In Liberles's lab at Harvard Medical School, graduate student David Ferrero began a search for other natural compounds that were detected by the TAARs. Working with commercially available predator and prey urine (used by gardeners to keep pests out of their crops and by hunters to mask their own scent or as lures for prey), Ferrero discovered that one of the 14 TAARs, TAAR4, detected the odor of several carnivores.
It seemed they had found a kairomone, a chemical that works like a pheromone, except that it communicates between members of different species instead of members of the same species. Prior to this discovery, the only known rodent-carnivore kairomones were a volatile compound produced by foxes, but not in that of other predators, and two non-volatile compounds produced by cats and rats (which prey on mice). Volatile compounds aerosolize and can be smelled at great distances; non-volatile compounds need to be sniffed more directly, something that would not be helpful in avoiding a predator directly but rather their terrain.
"One of the things that's really new here is that this is a generalized predator kairomone that's volatile," said Ferrero.
For rodents, it's the smell of danger.
Ferrero identified the compound that activates TAAR4 as 2-phenylethylamine, a product of protein metabolism. He then obtained specimens from 38 species of mammals and found elevated levels of 2-phenylethylamineby 18 of 19 species of carnivores, but not by non-carnivores (including rabbits, deer, primates, and a giraffe).
"It's been known so long that predator odors are great rodent deterrents, but we've discovered one molecule that's a key part of this ecological relationship," Ferrero said.
In a series of behavior tests, rats and mice showed a clear, innate avoidance to the smell of 2-phenylethylamine.

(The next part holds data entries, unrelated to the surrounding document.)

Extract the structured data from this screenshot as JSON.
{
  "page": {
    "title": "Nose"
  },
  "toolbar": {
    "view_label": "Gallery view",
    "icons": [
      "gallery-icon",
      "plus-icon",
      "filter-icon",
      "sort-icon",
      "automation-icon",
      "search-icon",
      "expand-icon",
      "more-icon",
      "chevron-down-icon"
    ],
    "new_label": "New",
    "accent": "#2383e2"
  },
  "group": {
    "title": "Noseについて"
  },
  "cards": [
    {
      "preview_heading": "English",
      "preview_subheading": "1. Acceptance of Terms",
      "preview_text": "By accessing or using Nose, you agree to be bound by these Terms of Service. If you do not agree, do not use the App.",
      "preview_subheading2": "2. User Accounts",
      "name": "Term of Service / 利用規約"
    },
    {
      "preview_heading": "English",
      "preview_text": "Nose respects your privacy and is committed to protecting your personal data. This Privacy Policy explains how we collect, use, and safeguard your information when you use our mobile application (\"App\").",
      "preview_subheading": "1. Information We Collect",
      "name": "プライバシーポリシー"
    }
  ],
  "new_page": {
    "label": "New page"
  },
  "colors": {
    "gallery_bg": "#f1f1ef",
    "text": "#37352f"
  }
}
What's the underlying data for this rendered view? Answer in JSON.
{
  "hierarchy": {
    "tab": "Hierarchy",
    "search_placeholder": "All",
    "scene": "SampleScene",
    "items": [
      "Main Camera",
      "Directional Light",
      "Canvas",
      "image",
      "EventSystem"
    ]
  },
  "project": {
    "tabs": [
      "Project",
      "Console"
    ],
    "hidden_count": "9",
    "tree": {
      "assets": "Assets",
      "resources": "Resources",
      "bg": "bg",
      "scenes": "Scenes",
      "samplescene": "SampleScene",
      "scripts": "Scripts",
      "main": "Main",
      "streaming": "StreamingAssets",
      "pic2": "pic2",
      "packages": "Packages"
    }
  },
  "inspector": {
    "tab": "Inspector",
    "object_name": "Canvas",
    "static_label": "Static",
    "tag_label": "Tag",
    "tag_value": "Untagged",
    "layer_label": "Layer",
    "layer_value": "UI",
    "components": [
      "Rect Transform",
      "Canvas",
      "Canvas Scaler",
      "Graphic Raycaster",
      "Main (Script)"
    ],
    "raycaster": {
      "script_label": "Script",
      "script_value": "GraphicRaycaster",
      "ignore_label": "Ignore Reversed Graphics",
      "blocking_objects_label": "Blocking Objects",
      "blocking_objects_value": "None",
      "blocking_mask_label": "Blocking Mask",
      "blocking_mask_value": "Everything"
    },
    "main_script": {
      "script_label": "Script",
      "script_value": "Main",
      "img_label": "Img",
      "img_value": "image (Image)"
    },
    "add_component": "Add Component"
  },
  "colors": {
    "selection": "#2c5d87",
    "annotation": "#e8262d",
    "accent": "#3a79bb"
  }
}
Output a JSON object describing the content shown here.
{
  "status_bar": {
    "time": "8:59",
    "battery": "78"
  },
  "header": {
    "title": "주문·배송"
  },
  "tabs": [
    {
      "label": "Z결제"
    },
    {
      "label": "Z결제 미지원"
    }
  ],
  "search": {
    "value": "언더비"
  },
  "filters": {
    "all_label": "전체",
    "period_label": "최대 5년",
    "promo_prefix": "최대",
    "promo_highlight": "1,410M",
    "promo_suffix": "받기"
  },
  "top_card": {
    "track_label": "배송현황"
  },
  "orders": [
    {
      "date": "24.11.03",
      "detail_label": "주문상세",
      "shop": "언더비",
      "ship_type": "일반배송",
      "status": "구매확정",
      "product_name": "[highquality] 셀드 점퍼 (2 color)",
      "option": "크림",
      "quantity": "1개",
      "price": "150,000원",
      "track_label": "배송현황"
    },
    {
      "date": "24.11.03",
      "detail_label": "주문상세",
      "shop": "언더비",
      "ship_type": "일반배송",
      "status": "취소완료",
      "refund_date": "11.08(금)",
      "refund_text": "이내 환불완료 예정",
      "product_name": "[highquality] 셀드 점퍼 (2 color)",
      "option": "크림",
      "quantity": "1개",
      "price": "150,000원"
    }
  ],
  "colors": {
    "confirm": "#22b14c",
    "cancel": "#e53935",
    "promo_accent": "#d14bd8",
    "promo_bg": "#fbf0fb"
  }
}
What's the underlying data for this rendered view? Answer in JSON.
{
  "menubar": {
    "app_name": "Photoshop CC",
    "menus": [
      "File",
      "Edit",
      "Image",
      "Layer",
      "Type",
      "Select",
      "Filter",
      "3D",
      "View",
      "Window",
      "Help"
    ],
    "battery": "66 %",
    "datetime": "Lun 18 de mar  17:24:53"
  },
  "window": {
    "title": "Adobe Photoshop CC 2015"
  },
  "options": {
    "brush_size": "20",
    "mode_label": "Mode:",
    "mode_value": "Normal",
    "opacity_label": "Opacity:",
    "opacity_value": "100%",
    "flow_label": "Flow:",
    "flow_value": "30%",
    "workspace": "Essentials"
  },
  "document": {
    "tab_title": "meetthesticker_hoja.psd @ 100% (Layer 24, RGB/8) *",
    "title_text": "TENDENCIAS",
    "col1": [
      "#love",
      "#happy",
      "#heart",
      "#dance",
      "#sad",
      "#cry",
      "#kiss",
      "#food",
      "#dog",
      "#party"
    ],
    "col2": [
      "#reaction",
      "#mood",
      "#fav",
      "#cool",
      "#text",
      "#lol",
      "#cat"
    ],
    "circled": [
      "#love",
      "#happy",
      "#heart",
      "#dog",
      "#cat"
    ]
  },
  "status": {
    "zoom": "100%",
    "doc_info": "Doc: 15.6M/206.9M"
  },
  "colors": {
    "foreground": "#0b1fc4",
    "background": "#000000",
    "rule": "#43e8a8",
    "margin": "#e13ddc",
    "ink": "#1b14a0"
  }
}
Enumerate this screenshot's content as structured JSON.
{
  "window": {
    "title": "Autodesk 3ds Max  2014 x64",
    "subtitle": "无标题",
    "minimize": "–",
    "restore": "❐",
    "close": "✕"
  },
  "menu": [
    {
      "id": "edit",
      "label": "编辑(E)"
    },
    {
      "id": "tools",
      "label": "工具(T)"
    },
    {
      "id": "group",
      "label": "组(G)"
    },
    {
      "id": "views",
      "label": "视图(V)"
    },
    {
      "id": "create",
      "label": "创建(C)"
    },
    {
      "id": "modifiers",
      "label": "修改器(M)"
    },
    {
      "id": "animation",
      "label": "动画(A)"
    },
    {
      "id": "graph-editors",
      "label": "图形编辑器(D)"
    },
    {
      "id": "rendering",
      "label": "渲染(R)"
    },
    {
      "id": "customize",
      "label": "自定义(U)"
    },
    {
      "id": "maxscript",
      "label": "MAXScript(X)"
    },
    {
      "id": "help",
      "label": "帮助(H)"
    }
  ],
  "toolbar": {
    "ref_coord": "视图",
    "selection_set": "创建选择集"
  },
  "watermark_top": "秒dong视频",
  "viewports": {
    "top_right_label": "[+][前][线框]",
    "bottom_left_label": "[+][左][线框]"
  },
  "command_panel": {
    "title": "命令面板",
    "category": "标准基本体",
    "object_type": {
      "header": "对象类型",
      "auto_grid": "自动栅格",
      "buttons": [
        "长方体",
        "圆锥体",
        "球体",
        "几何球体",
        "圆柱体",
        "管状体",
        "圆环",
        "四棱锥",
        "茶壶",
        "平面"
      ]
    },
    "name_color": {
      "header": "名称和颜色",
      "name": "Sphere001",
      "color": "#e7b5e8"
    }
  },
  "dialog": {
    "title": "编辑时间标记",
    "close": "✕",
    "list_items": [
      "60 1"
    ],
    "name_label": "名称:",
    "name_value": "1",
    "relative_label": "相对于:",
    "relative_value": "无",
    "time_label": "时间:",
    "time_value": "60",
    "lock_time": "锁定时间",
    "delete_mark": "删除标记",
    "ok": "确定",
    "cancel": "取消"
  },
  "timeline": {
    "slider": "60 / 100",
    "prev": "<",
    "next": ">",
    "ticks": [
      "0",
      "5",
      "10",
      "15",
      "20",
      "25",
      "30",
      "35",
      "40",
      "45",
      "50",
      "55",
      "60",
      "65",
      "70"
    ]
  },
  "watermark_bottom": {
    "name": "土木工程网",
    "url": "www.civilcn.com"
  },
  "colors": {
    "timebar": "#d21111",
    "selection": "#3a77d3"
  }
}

The behavioral studies were repeated using a carnivore samples that had been depleted of 2-pheny
|Contact: David Cameron|
Harvard Medical School